*Problem description:* The answer must be every line below that holds the word "Pending".

Website and app data records
_ _ _ _ _ _ _
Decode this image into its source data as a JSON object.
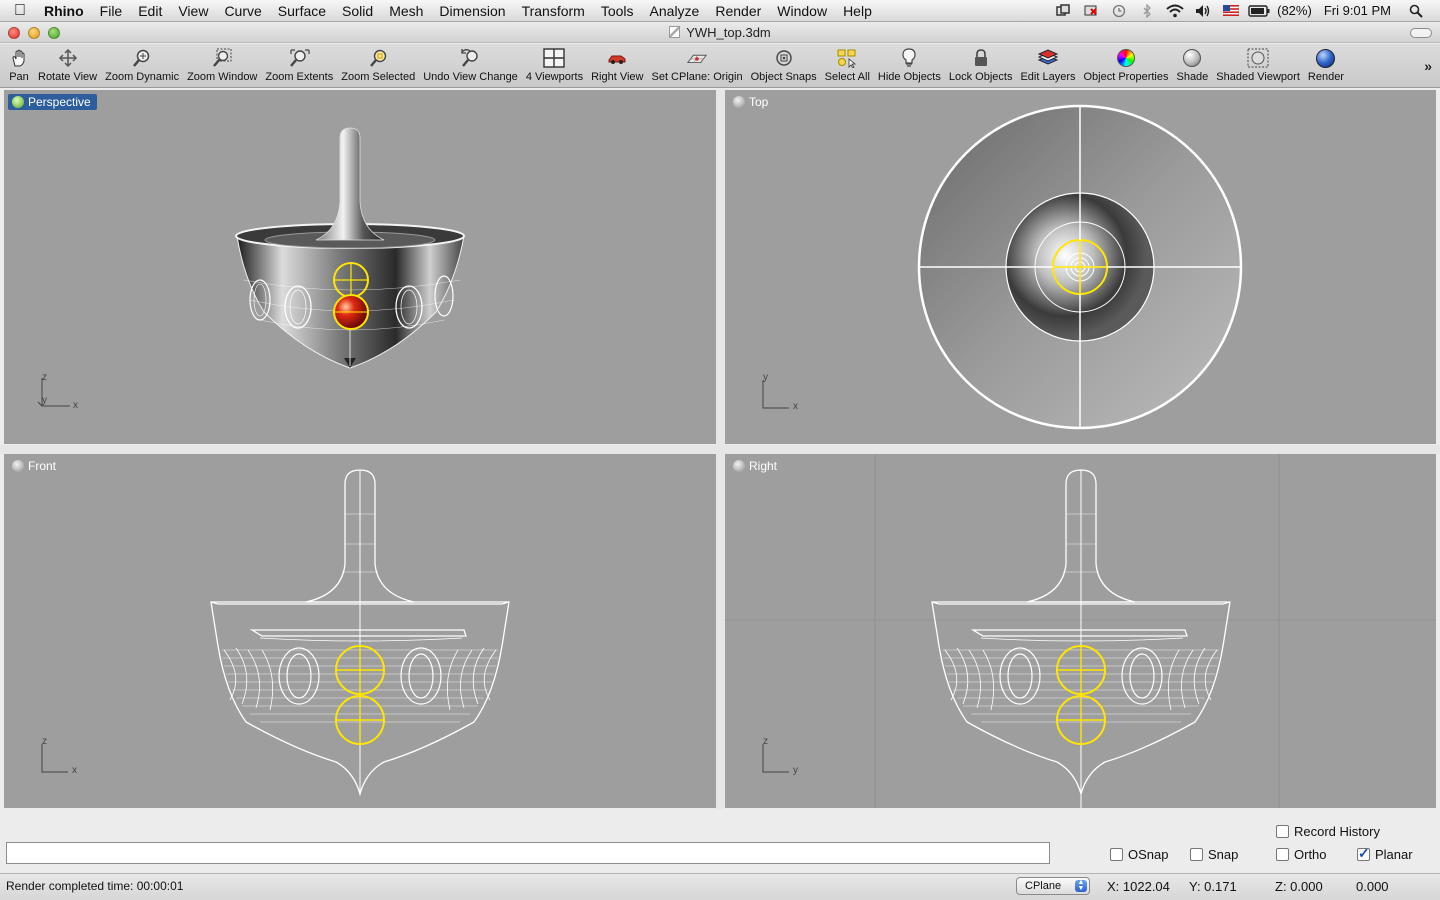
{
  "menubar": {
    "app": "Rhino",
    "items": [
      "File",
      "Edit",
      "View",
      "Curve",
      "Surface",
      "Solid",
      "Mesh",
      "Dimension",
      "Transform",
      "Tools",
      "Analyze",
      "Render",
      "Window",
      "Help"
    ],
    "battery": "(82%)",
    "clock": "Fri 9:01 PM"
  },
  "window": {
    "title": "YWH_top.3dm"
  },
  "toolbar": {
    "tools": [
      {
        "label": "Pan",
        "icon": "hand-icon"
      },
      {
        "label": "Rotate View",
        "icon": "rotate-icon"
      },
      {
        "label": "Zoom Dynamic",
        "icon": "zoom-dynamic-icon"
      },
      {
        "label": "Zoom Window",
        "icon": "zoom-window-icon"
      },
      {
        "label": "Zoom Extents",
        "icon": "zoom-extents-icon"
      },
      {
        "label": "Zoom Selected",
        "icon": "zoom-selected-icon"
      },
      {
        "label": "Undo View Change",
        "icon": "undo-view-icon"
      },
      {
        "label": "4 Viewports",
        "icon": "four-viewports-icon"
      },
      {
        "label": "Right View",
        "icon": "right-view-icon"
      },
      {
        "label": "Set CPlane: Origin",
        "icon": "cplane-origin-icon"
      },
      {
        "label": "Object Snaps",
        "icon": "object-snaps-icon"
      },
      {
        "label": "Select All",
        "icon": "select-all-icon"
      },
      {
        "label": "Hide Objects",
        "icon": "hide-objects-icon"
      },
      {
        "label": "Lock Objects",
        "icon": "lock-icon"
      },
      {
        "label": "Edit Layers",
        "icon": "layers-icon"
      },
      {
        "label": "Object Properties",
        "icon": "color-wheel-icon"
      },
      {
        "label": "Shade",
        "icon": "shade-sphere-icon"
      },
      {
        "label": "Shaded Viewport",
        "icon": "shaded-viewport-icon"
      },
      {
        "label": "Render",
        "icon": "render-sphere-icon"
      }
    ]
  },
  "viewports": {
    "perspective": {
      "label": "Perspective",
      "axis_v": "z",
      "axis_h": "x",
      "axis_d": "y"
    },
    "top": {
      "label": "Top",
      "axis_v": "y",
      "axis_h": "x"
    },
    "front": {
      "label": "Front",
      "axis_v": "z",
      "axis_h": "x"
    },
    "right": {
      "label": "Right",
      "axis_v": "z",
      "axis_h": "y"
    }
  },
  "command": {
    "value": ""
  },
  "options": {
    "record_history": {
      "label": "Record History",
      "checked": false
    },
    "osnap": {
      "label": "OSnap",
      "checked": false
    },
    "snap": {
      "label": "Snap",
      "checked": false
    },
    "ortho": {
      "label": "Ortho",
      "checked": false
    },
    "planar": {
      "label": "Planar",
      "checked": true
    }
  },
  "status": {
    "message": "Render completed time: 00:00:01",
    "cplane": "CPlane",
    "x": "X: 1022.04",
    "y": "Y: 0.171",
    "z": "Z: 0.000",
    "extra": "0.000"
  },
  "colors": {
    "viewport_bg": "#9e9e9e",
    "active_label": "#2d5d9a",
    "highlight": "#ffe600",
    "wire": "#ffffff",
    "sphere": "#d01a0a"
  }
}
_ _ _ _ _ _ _
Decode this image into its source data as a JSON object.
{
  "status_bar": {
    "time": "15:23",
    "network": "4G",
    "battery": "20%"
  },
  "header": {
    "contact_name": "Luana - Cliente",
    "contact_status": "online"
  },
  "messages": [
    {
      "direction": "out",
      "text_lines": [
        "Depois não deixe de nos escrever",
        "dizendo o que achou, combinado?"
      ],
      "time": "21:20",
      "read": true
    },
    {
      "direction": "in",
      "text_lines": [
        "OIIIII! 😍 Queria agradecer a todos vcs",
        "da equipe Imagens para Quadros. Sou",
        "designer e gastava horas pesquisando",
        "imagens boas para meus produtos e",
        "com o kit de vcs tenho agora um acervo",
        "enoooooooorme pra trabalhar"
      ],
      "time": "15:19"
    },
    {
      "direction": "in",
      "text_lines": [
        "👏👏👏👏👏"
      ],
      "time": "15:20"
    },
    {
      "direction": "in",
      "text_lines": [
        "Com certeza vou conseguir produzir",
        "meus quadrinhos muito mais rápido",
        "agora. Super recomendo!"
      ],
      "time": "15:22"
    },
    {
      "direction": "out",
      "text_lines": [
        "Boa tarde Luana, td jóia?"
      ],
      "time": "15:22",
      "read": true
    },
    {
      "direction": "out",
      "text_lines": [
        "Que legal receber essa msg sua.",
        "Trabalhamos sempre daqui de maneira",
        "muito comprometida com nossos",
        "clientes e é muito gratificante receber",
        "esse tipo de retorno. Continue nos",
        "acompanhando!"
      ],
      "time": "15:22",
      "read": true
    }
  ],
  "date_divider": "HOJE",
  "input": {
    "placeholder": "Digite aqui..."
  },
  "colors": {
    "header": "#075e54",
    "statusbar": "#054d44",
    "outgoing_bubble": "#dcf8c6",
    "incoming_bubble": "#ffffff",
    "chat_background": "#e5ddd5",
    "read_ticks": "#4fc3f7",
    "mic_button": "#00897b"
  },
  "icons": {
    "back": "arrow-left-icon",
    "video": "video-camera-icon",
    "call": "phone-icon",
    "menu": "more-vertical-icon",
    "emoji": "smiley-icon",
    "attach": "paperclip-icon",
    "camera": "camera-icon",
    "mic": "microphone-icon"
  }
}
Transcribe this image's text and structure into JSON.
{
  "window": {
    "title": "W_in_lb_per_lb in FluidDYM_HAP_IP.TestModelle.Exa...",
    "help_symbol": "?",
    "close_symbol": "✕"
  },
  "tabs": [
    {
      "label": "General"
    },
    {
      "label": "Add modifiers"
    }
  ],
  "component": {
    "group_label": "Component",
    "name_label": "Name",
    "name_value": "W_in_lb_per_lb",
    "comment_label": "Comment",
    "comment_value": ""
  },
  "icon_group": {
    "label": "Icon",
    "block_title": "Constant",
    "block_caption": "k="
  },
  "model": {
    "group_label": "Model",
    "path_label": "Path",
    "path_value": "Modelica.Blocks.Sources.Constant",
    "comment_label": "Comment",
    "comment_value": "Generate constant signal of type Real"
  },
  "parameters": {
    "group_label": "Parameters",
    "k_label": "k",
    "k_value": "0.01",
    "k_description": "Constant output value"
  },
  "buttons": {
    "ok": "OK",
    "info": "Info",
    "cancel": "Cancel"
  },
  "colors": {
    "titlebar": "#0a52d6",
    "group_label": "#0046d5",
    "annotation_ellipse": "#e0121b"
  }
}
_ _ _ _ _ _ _
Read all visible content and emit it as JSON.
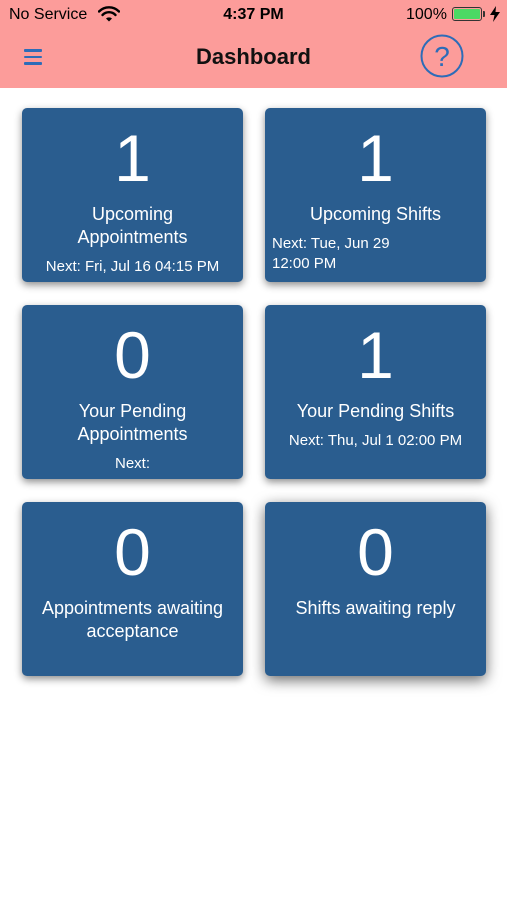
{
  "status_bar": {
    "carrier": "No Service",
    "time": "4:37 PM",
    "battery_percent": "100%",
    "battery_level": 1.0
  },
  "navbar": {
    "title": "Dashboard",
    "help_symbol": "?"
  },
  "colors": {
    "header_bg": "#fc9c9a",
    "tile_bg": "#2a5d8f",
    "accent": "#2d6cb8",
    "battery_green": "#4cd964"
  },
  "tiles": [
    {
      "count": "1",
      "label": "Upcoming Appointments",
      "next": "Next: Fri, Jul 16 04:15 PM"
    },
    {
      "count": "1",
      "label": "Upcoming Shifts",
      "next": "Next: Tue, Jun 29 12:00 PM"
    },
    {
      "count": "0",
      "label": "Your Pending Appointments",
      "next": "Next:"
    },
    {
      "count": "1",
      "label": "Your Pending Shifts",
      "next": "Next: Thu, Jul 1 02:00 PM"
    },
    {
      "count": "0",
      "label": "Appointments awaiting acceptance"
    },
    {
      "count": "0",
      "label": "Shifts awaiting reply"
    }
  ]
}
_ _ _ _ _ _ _
*Exercise result:*
      "label": "Your Pending Appointments",
      "label": "Your Pending Shifts",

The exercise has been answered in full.